New content. As part of a project to annotate the general process of cell motility and its involvement in key biological processes, Version 29 introduces a new topic, Axon guidance, with material now available for NCAM signaling in neurite outgrowth. Pathway topics updated with new curated events in this release include: Synaptic transmission (Glutamate Binding, Activation of AMPA Receptors, and Synaptic Plasticity), DNA Repair (regulation of FANCD2 and FANCI activity in the Fanconi Anemia pathway), and pathways whose dysfunction plays a major role in the development of diabetes (Regulation of insulin secretion and Unfolded protein response). With the annotation of G-coupled protein receptors (GPCRs) for eicosanoids, leukotrienes, nucleotide-like (purinergic) molecules, LPA and lysosphingolipids, opsins, secretins, and GABA and related molecules (class C/3 receptors), our annotation of interactions between GPCRs and their ligands is essentially complete. The Telomere Maintenance pathway has been revised in this release. Updated release statistics are available.

If you are interested in keeping up with Reactome their mailing list is here: http://mail.reactome.org/mailman/listinfo/reactome-announce

Software bonanza…

Still enjoying the ICSB meeting, and it is a gorgeous fallish morning in Göteborg. What a great city and terrific people here. Not entirely sure I want to come home….

My brain is approaching “full” already, and there are still several days to go. I’ll have a lot of tools to talk about in the coming weeks as I check more of them out. But I wanted to talk about a couple of neat tools that I have heard about so far. First–CellDesigner 4.0, that I mentioned the other day, was a good choice of tutorials to attend for sure. You can access their tutorial material here. Turns out they are also about to release a web-based version of this that will be a collaborative community editing tool for networks and pathways. It is called Payao–which I’m told means a type of “fish-aggregating device” according to their poster. I was unable to catch the poster authors so far to discuss it further, but it looked like a neat tool. I can’t find a release on the web yet and there was no URL on the poster. I’ll try to track them down again today.

Update: Found it here http://celldesigner.org/payao/payaopreview.html

Another fun tool (which I haven’t had a chance to use much yet) is BioMyn. The idea behind BioMyn is that it is something like a Google search for systems biology and other relevant biological data types. It aggregates a lot tools into a single search, here’s a partial list: ensembl, MINT, GAD, HPRD, Corum, InterPro, PDB, OMIM, GO, Reactome, KEGG, UniProt, HiMap, IntAct, GNF, and DIP. I spoke to Fidel Ramirez, the creator, about this tool and he was very eager to have users and feedback on this new beta phase.
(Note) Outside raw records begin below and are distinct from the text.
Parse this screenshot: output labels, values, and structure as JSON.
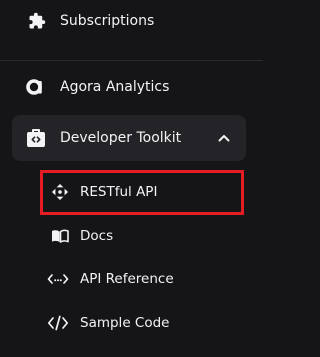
{
  "nav": {
    "items": [
      {
        "label": "Subscriptions",
        "icon": "puzzle-icon"
      },
      {
        "label": "Agora Analytics",
        "icon": "agora-logo-icon"
      },
      {
        "label": "Developer Toolkit",
        "icon": "toolkit-bag-icon",
        "expanded": true
      }
    ],
    "sub_items": [
      {
        "label": "RESTful API",
        "icon": "move-arrows-icon",
        "highlighted": true
      },
      {
        "label": "Docs",
        "icon": "book-icon"
      },
      {
        "label": "API Reference",
        "icon": "code-dots-icon"
      },
      {
        "label": "Sample Code",
        "icon": "code-brackets-icon"
      }
    ]
  },
  "colors": {
    "background": "#151517",
    "active_group": "#242428",
    "highlight_border": "#e51c23",
    "text": "#f3f3f5"
  }
}
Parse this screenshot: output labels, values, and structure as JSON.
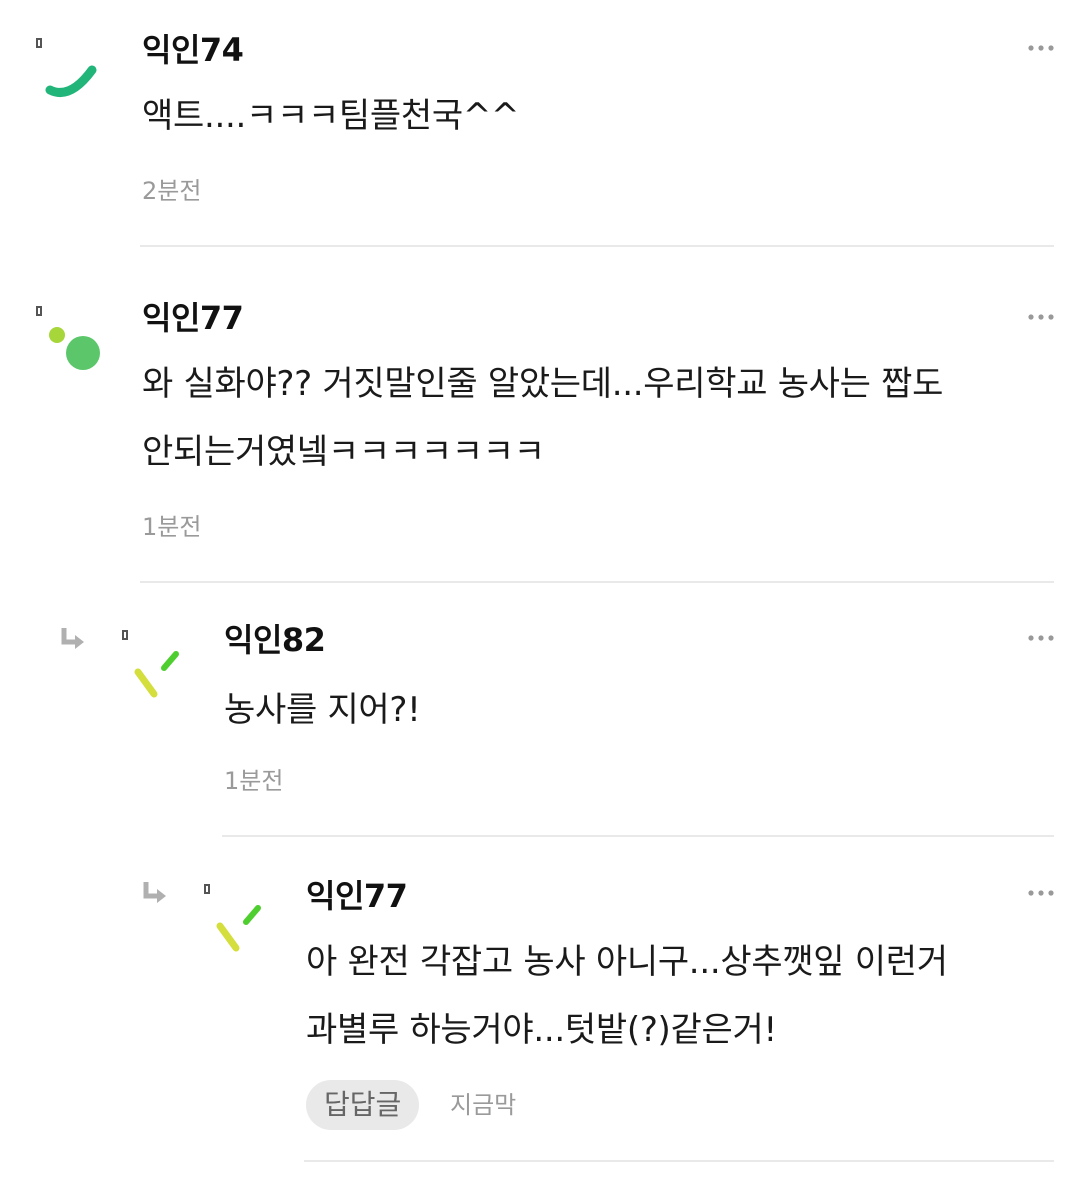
{
  "comments": [
    {
      "author": "익인74",
      "text": "액트....ㅋㅋㅋ팀플천국^^",
      "time": "2분전"
    },
    {
      "author": "익인77",
      "text_line1": "와 실화야?? 거짓말인줄 알았는데...우리학교 농사는 짭도",
      "text_line2": "안되는거였넼ㅋㅋㅋㅋㅋㅋㅋ",
      "time": "1분전"
    },
    {
      "author": "익인82",
      "text": "농사를 지어?!",
      "time": "1분전"
    },
    {
      "author": "익인77",
      "text_line1": "아 완전 각잡고 농사 아니구...상추깻잎 이런거",
      "text_line2": "과별루 하능거야...텃밭(?)같은거!",
      "reply_label": "답답글",
      "time": "지금막"
    }
  ],
  "icons": {
    "more": "more-horizontal-icon",
    "reply_arrow": "reply-arrow-icon"
  },
  "colors": {
    "avatar_green": "#22b57a",
    "avatar_lime": "#a6d63a",
    "avatar_yellow": "#d4de3c",
    "avatar_bright_green": "#4fcf2f",
    "muted_text": "#9a9a9a",
    "divider": "#e9e9e9"
  }
}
He was saying that people have suggested the results link should be re-organized a bit. If you do a search you get a list of results and some context. The link at the top goes to your “best” resource hit–leaving BioMyn. But if you click the link at the bottom of the result ( View all annotations for ) you go to the aggregated results in BioMyn. Organized into a collection of data in tabs, you can find a wealth of information on this gene. You can find gene links, of course, but also diseases, pathways, interactions, GO terms, and on and on. Anyway–check it out. And keep in mind it is beta. Feel free to offer feedback here and I will pass it along to the developers–they don’t have a feedback link on the site yet. But they do have a blog, I suppose you could put comments over there. In fact, I’ll suggest that to the team today if I see them.